» Recorded data:
========================
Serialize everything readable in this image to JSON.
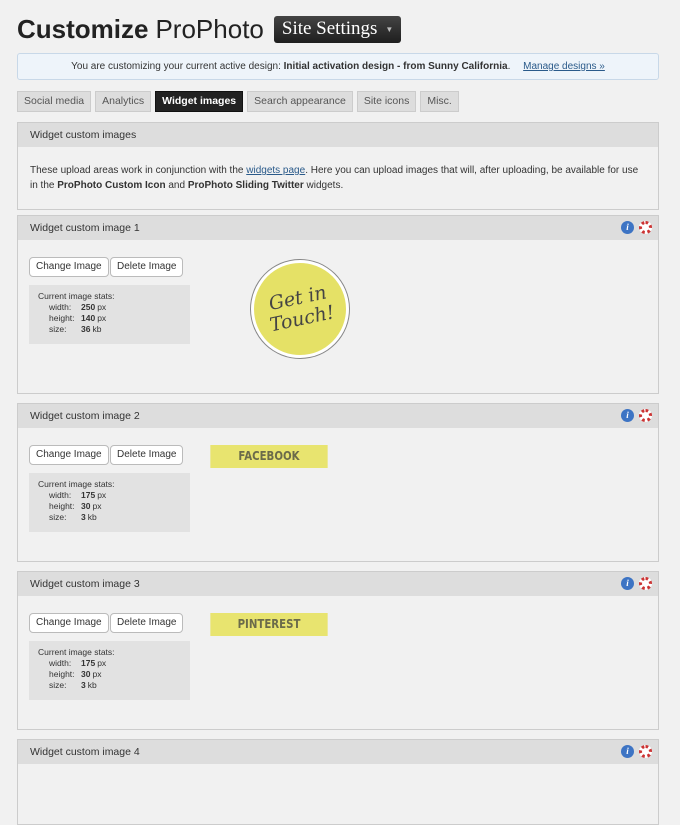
{
  "title": {
    "bold": "Customize",
    "rest": "ProPhoto",
    "menu": "Site Settings"
  },
  "notice": {
    "prefix": "You are customizing your current active design:",
    "design": "Initial activation design - from Sunny California",
    "suffix": ".",
    "link": "Manage designs »"
  },
  "tabs": [
    "Social media",
    "Analytics",
    "Widget images",
    "Search appearance",
    "Site icons",
    "Misc."
  ],
  "intro": {
    "title": "Widget custom images",
    "t1": "These upload areas work in conjunction with the ",
    "link": "widgets page",
    "t2": ". Here you can upload images that will, after uploading, be available for use in the ",
    "b1": "ProPhoto Custom Icon",
    "t3": " and ",
    "b2": "ProPhoto Sliding Twitter",
    "t4": " widgets."
  },
  "common": {
    "change": "Change Image",
    "delete": "Delete Image",
    "stats": "Current image stats:",
    "width": "width:",
    "height": "height:",
    "size": "size:",
    "px": "px",
    "kb": "kb"
  },
  "images": [
    {
      "title": "Widget custom image 1",
      "width": "250",
      "height": "140",
      "size": "36",
      "image_text": "Get in Touch!"
    },
    {
      "title": "Widget custom image 2",
      "width": "175",
      "height": "30",
      "size": "3",
      "image_text": "FACEBOOK"
    },
    {
      "title": "Widget custom image 3",
      "width": "175",
      "height": "30",
      "size": "3",
      "image_text": "PINTEREST"
    },
    {
      "title": "Widget custom image 4"
    }
  ]
}
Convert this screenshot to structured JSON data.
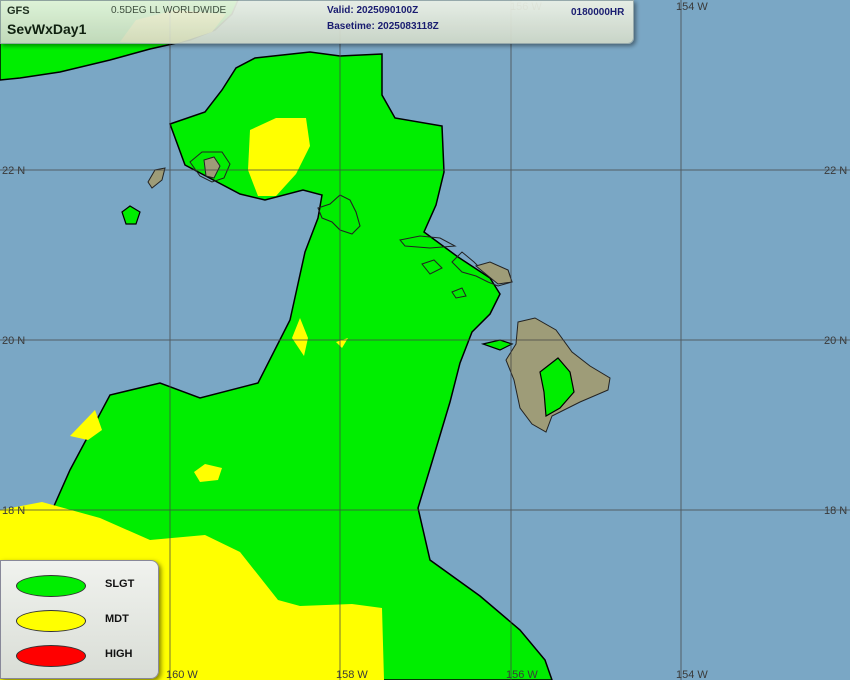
{
  "header": {
    "model": "GFS",
    "product": "SevWxDay1",
    "grid": "0.5DEG LL WORLDWIDE",
    "valid": "Valid: 2025090100Z",
    "basetime": "Basetime: 2025083118Z",
    "forecast_hour": "0180000HR"
  },
  "grid_labels": {
    "lat_22": "22 N",
    "lat_20": "20 N",
    "lat_18": "18 N",
    "lon_160": "160 W",
    "lon_158": "158 W",
    "lon_156": "156 W",
    "lon_154": "154 W"
  },
  "legend": [
    {
      "label": "SLGT",
      "color": "#00ee00"
    },
    {
      "label": "MDT",
      "color": "#ffff00"
    },
    {
      "label": "HIGH",
      "color": "#ff0000"
    }
  ],
  "colors": {
    "ocean": "#7aa7c5",
    "slgt": "#00ee00",
    "mdt": "#ffff00",
    "land": "#9e9c78"
  }
}
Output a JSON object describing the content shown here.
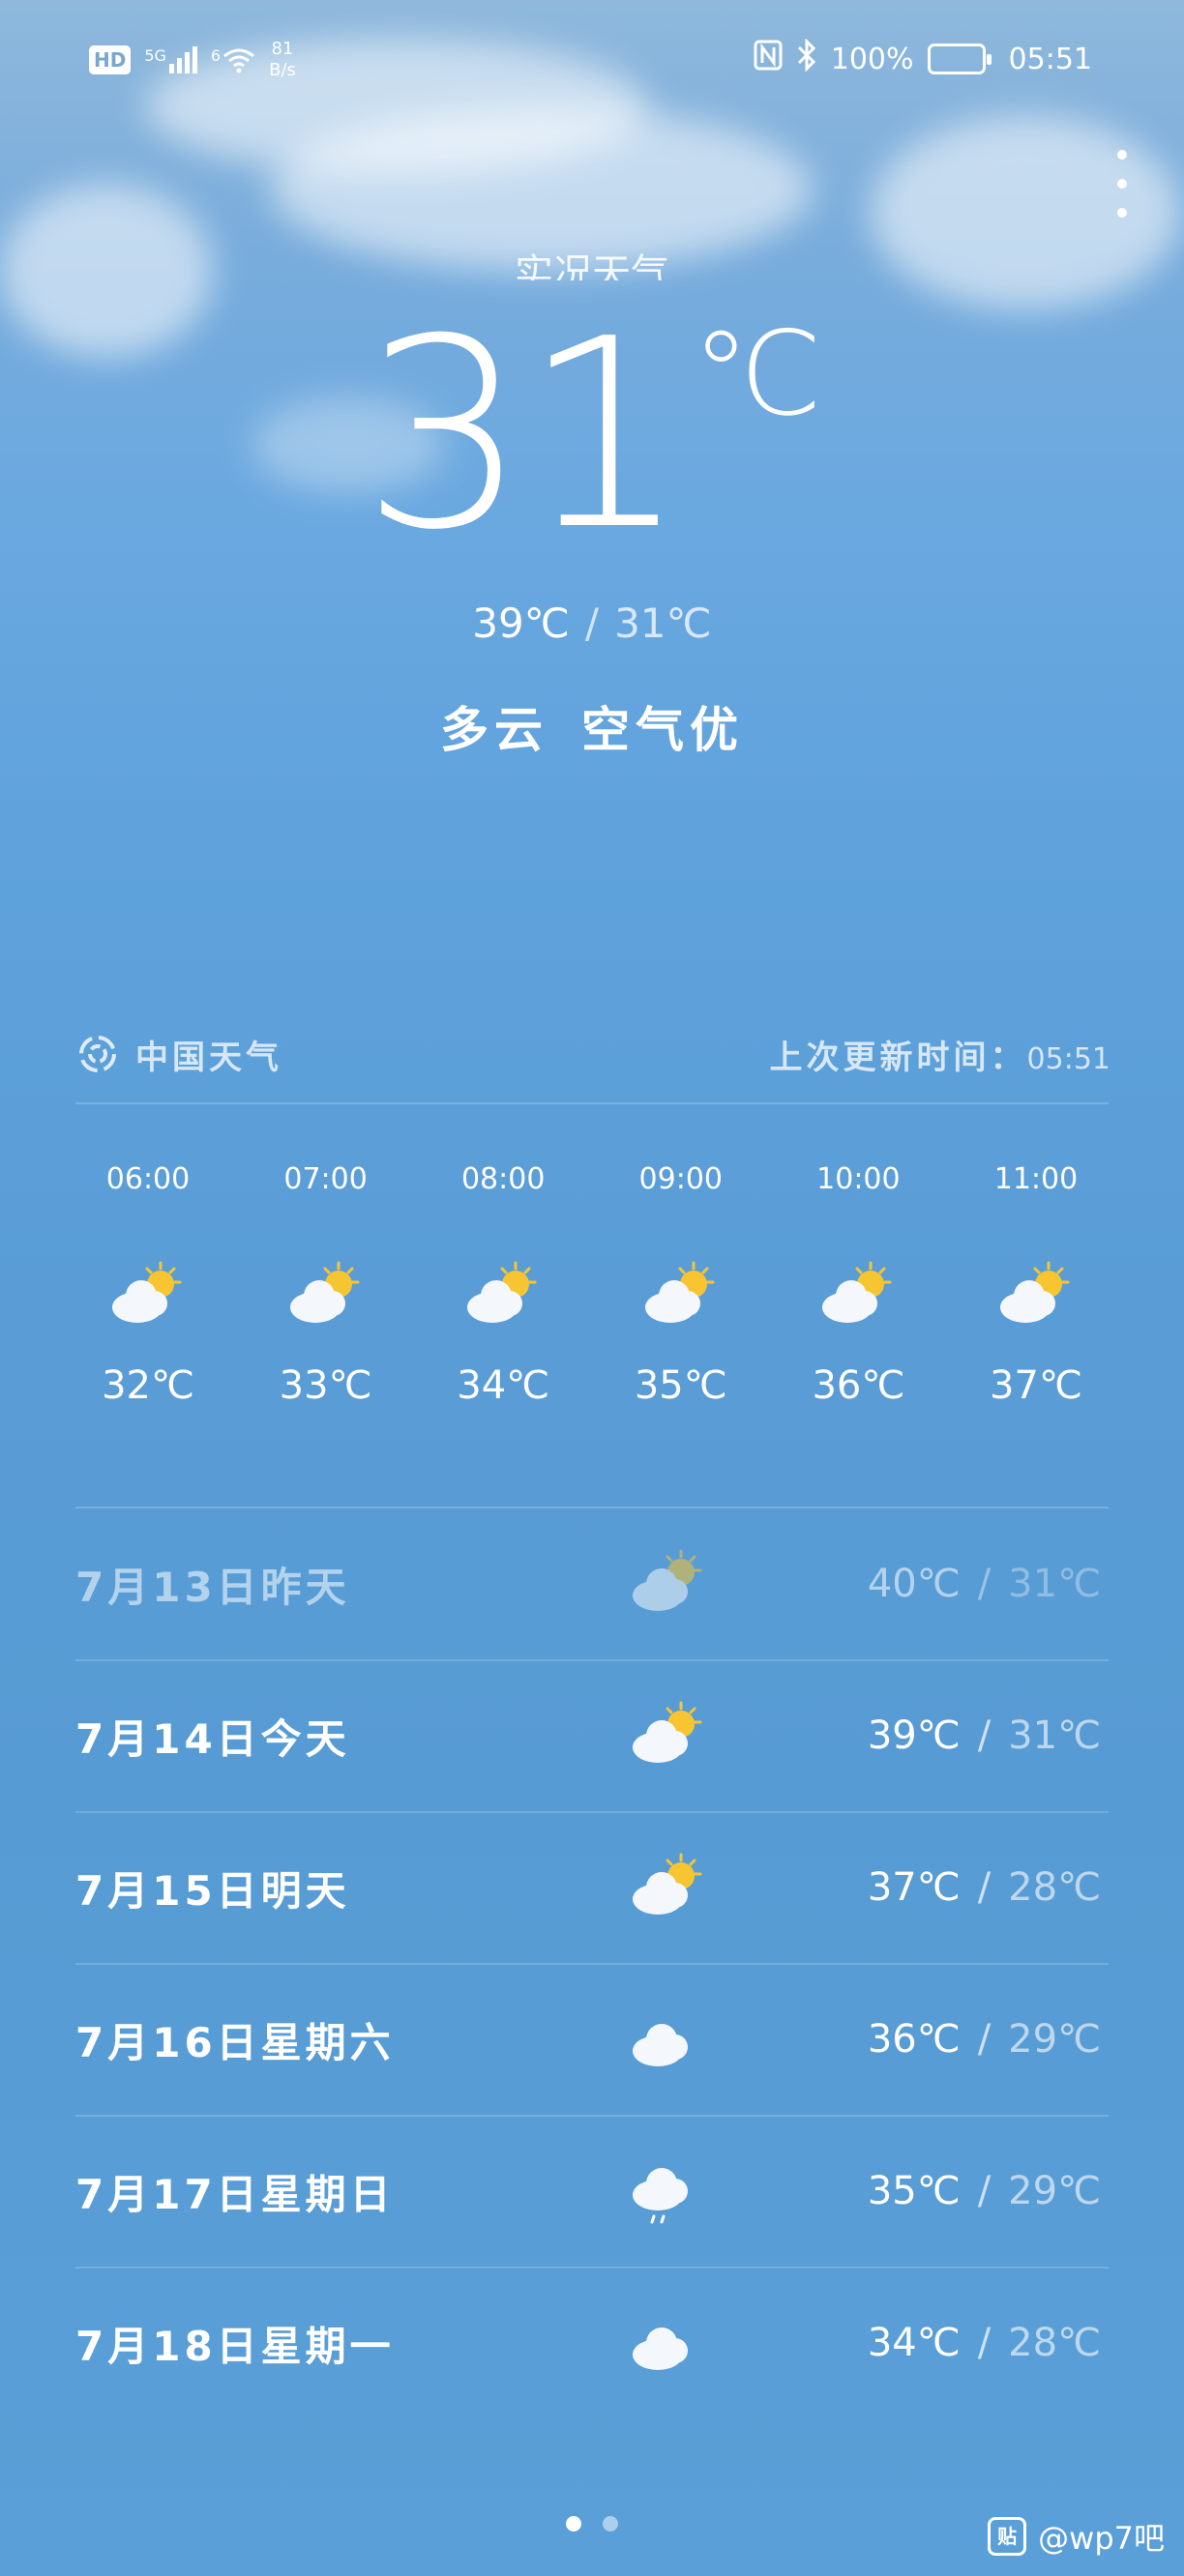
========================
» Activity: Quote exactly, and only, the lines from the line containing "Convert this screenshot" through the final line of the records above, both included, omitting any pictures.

» The completed task:
Convert this screenshot to structured JSON data.
{
  "header": {
    "model": "GFS",
    "product": "SevWxDay1",
    "grid": "0.5DEG LL WORLDWIDE",
    "valid": "Valid: 2025090100Z",
    "basetime": "Basetime: 2025083118Z",
    "forecast_hour": "0180000HR"
  },
  "grid_labels": {
    "lat_22": "22 N",
    "lat_20": "20 N",
    "lat_18": "18 N",
    "lon_160": "160 W",
    "lon_158": "158 W",
    "lon_156": "156 W",
    "lon_154": "154 W"
  },
  "legend": [
    {
      "label": "SLGT",
      "color": "#00ee00"
    },
    {
      "label": "MDT",
      "color": "#ffff00"
    },
    {
      "label": "HIGH",
      "color": "#ff0000"
    }
  ],
  "colors": {
    "ocean": "#7aa7c5",
    "slgt": "#00ee00",
    "mdt": "#ffff00",
    "land": "#9e9c78"
  }
}
Output a JSON object describing the content shown here.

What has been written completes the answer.